Bikini (and swim trunk) season is just around the corner. People who found comfort (or escape) in their big and bulky sweaters during the cold winter months are becoming more and more aware that it’s harder to hide certain “body surprises” under Bermuda shorts and T-shirts. So, they’re off to the gym to get into some sort of intense two-month training.
Not so fast. If your body is not used to exercising, it is pretty vulnerable to being at risk for encountering a fitness injury. You know what they say, though: An ounce of prevention is worth a pound of cure. So, before lacing up your sneakers, check out these five common workout injuries and ways that you can avoid them.
If you’ve recently gotten out your jump rope, but you can’t remember the last time you’ve hopped, skipped or jumped anywhere, you could be at risk for encountering ankle sprains because they come as a result of incorrectly twisting or rolling the ligaments in your ankles. The best way to prevent ankle sprains? Work on improving your balance by standing on each foot, while holding the other leg in your hand for a count of 30; then alternate. The stronger your ankles become, the better coordinated you’ll be and the less you’ll be at risk for twisting or spraining them.
OK, if the most exercise you’ve gotten in six months is walking to the mailbox to see what bills you have, a Zumba class may be just what causes a shin splint. That’s because a shin splint is an injury that is directly related to suddenly revving up a workout or physical training routine. A shin splint is particularly threatening to individuals who engage in a lot of running. You can decrease this risk by stretching before workouts, putting on insoles that are shock-absorbing and making concerted efforts to slowly increase changes to your workout routine over time.
The title of the injury alone lets you know who’s most susceptible. However, if you’re someone who would prefer to play basketball or go hiking as a way to get your cardio in, you too are vulnerable to having pain or swelling develop in or around your kneecaps. Studies reveal that people who have weak quad muscles are the most at risk, and so make sure before running up that trail that you do a few bulgarian squats, or dumbbell lunges beforehand.

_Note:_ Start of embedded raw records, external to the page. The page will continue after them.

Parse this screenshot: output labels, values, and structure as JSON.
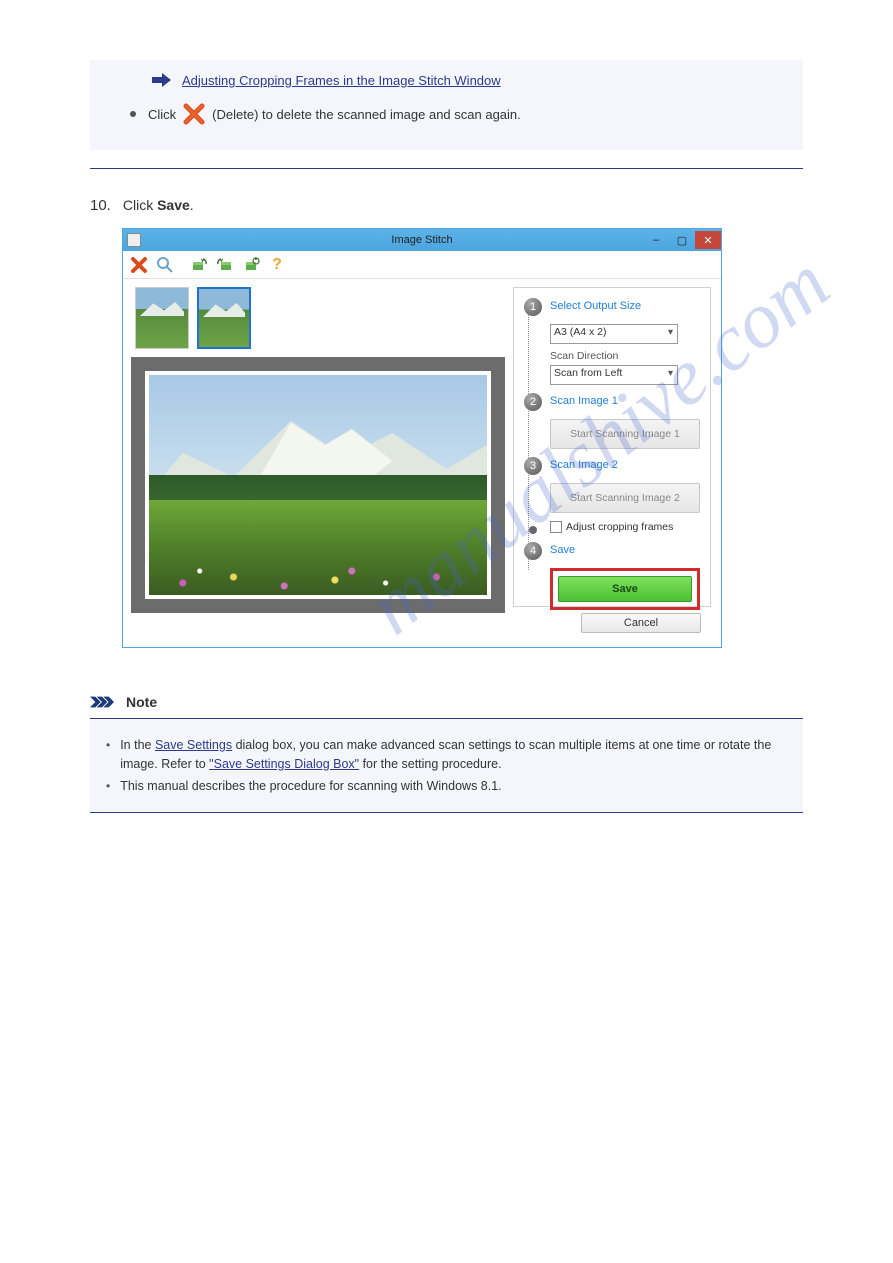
{
  "top_note": {
    "link": "Adjusting Cropping Frames in the Image Stitch Window",
    "x_line_before": "Click",
    "x_line_after": "(Delete) to delete the scanned image and scan again."
  },
  "step": {
    "number": "10.",
    "text": "Click Save."
  },
  "window": {
    "title": "Image Stitch",
    "controls": {
      "min": "–",
      "max": "▢",
      "close": "✕"
    },
    "toolbar": {
      "delete": "✕",
      "zoom": "🔍",
      "rotate_left": "↶",
      "rotate_right": "↷",
      "rotate_all": "⟳",
      "help": "?"
    },
    "steps": {
      "s1": {
        "num": "1",
        "title": "Select Output Size",
        "size_value": "A3 (A4 x 2)",
        "direction_label": "Scan Direction",
        "direction_value": "Scan from Left"
      },
      "s2": {
        "num": "2",
        "title": "Scan Image 1",
        "button": "Start Scanning Image 1"
      },
      "s3": {
        "num": "3",
        "title": "Scan Image 2",
        "button": "Start Scanning Image 2"
      },
      "crop": {
        "label": "Adjust cropping frames"
      },
      "s4": {
        "num": "4",
        "title": "Save",
        "button": "Save"
      }
    },
    "cancel": "Cancel"
  },
  "bottom_note": {
    "header": "Note",
    "item1a": "In the ",
    "item1b": "Save Settings",
    "item1c": " dialog box, you can make advanced scan settings to scan multiple items at one time or rotate the image.",
    "item1d": " \"Save Settings Dialog Box\"",
    "item1e": " for the setting procedure.",
    "item1_refer": "Refer to",
    "item2": "This manual describes the procedure for scanning with Windows 8.1."
  }
}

If you’re participating in a sport or form of exercise that requires lots of speed, a ton of movement and long strides, then a pulled hamstring could be a consequence for you. One of the best ways to prevent a pulled hamstring is to focus on muscle strengthening. Some of the most effective ways to do this is to workout with an exercise ball a couple of days a week and do a regular deadlift exercises where you bend at the hips, touch your toes, and come back up, with or without weights.
Back pain (especially in the lower region)
There’s absolutely no telling how many people end up needing a BC personal injury lawyer due to the fact that they got a personal trainer that didn’t take into account that core training is essential before doing any kind of strenuous working out. If you’re someone who goes spinning or rides your bicycle outside, this is probably an injury that you’ve experienced at one point or another, because those are activities that cause the muscles in your lower back region to overextend themselves. Sit-ups, stretches and any other form of abdominal exercises such as planks, are great ways to strengthen your core muscles while giving your back the support that it needs. Oh, and another good tip? Maintain good posture, even when you’re not exercising because no matter what exercise you do, your spine is involved and it could use all of the (proper) support that it can get!